• What to do:
Pull out every line below that holds the word "Calculated".

[Exercise data]

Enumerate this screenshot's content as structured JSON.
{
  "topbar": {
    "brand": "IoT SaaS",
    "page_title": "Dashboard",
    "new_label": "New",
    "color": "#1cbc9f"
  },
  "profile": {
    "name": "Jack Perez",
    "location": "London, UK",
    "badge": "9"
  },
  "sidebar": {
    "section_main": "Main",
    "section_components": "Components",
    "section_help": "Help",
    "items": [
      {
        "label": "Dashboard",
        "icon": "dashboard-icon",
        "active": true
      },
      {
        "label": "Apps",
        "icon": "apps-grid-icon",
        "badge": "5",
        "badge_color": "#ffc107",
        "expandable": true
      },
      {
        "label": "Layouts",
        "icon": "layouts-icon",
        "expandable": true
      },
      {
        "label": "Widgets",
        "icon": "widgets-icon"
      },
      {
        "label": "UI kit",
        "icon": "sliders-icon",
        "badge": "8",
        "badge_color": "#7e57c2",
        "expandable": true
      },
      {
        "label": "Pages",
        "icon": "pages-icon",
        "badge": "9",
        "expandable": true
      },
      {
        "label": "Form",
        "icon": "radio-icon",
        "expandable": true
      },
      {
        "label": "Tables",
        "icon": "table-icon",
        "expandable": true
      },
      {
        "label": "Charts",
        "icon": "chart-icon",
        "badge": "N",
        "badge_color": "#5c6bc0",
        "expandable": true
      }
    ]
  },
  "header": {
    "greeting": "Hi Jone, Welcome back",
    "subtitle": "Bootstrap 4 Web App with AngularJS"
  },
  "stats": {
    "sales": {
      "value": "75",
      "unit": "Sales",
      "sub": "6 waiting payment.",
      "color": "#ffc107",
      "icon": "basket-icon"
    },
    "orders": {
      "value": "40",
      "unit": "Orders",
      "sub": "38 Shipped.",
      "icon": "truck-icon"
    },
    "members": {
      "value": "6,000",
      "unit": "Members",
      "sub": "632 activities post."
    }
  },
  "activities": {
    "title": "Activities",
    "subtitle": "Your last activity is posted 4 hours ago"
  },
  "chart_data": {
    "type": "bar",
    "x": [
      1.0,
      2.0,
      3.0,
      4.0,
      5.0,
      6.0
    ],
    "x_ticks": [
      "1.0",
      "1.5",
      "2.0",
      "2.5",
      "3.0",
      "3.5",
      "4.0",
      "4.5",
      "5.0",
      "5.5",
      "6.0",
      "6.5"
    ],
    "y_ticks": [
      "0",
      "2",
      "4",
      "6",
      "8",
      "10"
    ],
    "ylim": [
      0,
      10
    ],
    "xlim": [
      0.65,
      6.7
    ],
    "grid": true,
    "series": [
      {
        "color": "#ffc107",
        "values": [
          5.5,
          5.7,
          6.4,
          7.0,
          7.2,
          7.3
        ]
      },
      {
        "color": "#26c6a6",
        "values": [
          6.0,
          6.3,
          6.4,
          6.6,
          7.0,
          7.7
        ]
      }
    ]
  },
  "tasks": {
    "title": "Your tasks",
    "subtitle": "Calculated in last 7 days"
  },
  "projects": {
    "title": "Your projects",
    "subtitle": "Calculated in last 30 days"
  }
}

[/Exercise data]

• Written answer:
    "subtitle": "Calculated in last 7 days"
    "subtitle": "Calculated in last 30 days"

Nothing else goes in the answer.